dc.description.sponsorshipThe present study was funded in part by grants from the National Center for Cardiovascular Research (CNIC Translational Cardiology grant 2008-03), the National Institutes of Health (grants ES015597 and HL091062), and the Donald W. Reynolds Cardiovascular Clinical Research Center at Johns Hopkins University.es_ES
dc.language.isoenges_ES
dc.publisherPublic Library of Sciencees_ES
dc.relation.isversionofPublisher's versiones_ES
dc.rights.urihttp://creativecommons.org/licenses/by/4.0/*
dc.subject.meshFemale es_ES
dc.subject.meshHeart Rate es_ES
dc.subject.meshHumans es_ES
dc.subject.meshMale es_ES
dc.subject.meshMiddle Aged es_ES
dc.subject.meshThyroid Hormones es_ES
dc.subject.meshThyrotropin es_ES
dc.subject.meshThyroxine es_ES
dc.subject.meshElectrocardiography es_ES
dc.subject.meshNutrition Surveys es_ES
dc.titleThyroid hormones and electrocardiographic parameters: findings from the third national health and nutrition examination surveyes_ES
dc.typeArtículoes_ES
dc.rights.licenseAtribución 4.0 Internacional*
dc.identifier.pubmedID23593140es_ES
dc.format.volume8es_ES
dc.format.number4es_ES
dc.format.pagee59489es_ES
dc.identifier.doi10.1371/journal.pone.0059489es_ES
dc.contributor.funderCentro Nacional de Investigaciones Cardiovasculares (CNIC)es_ES
dc.contributor.funderNational Institues of Health (United States)es_ES
dc.description.peerreviewedes_ES
dc.identifier.e-issn1932-6203es_ES
dc.relation.publisherversionhttps://doi.org/10.1371/journal.pone.0059489es_ES
dc.identifier.journalPloS onees_ES
dc.repisalud.orgCNICCNIC::Grupos de investigación::Antiguos CNICes_ES
dc.repisalud.institucionCNICes_ES
dc.rights.accessRightsinfo:eu-repo/semantics/openAccesses_ES
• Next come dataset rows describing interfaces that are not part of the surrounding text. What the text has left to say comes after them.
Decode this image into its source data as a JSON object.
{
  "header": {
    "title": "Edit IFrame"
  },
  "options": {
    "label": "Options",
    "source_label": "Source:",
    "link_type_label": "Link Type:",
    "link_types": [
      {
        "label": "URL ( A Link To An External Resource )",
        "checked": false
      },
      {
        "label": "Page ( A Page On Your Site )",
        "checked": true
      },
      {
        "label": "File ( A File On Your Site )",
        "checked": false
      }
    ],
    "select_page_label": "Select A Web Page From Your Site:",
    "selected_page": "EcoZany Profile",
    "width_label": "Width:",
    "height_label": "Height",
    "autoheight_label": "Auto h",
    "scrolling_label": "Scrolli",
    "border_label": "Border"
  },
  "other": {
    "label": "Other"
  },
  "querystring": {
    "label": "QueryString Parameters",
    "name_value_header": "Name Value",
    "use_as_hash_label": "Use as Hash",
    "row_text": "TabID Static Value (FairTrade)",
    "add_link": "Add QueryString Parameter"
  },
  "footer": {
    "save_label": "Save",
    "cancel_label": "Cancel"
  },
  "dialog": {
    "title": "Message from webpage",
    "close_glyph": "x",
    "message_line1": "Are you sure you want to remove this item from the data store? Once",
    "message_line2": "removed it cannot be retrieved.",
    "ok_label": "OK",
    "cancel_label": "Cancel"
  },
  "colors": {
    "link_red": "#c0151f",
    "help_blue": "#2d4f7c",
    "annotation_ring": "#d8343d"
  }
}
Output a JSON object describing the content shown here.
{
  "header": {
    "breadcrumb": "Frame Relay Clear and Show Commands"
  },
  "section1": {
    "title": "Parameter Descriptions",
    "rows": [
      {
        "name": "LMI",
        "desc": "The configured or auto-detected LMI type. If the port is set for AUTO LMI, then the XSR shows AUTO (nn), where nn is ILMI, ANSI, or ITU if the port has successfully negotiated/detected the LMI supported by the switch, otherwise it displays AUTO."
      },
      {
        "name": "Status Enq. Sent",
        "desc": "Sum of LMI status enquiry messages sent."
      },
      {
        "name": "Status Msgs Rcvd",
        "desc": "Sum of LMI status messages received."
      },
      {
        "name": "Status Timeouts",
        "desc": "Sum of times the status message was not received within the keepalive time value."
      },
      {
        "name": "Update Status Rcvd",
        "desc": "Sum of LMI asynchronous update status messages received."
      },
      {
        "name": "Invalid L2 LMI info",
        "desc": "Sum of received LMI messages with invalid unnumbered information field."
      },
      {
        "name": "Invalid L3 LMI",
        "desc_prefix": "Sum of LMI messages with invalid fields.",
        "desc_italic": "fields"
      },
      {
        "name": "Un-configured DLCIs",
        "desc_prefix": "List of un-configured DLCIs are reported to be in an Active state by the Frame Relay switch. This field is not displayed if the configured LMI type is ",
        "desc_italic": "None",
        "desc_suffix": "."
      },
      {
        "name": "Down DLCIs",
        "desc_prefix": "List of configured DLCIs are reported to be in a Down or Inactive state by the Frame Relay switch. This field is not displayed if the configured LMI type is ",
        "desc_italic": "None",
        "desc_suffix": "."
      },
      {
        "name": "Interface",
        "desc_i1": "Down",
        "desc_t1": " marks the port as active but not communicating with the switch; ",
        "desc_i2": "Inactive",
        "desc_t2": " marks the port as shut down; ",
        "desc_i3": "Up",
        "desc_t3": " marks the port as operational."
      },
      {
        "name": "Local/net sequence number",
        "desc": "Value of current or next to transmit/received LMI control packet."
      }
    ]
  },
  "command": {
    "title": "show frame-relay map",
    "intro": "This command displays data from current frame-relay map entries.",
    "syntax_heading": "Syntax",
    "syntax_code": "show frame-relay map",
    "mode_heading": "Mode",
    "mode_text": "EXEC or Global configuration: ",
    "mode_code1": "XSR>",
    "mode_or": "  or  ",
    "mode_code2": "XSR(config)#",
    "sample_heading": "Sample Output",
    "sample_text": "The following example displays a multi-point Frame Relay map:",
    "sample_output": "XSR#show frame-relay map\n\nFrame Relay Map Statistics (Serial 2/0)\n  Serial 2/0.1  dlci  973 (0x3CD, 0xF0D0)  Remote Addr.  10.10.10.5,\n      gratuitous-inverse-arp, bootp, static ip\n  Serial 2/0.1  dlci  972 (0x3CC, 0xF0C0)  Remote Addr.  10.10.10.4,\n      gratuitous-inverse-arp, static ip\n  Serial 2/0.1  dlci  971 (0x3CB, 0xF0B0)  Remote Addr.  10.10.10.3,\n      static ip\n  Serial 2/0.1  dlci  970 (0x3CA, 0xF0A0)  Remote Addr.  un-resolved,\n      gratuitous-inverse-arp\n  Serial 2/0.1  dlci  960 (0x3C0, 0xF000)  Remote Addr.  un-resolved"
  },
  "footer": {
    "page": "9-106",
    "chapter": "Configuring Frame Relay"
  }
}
Files in this item

Acceso Abierto
Thumbnail

This item appears in the following Collection(s)

Show simple item record

Atribución 4.0 Internacional
This item is licensed under a: Atribución 4.0 Internacional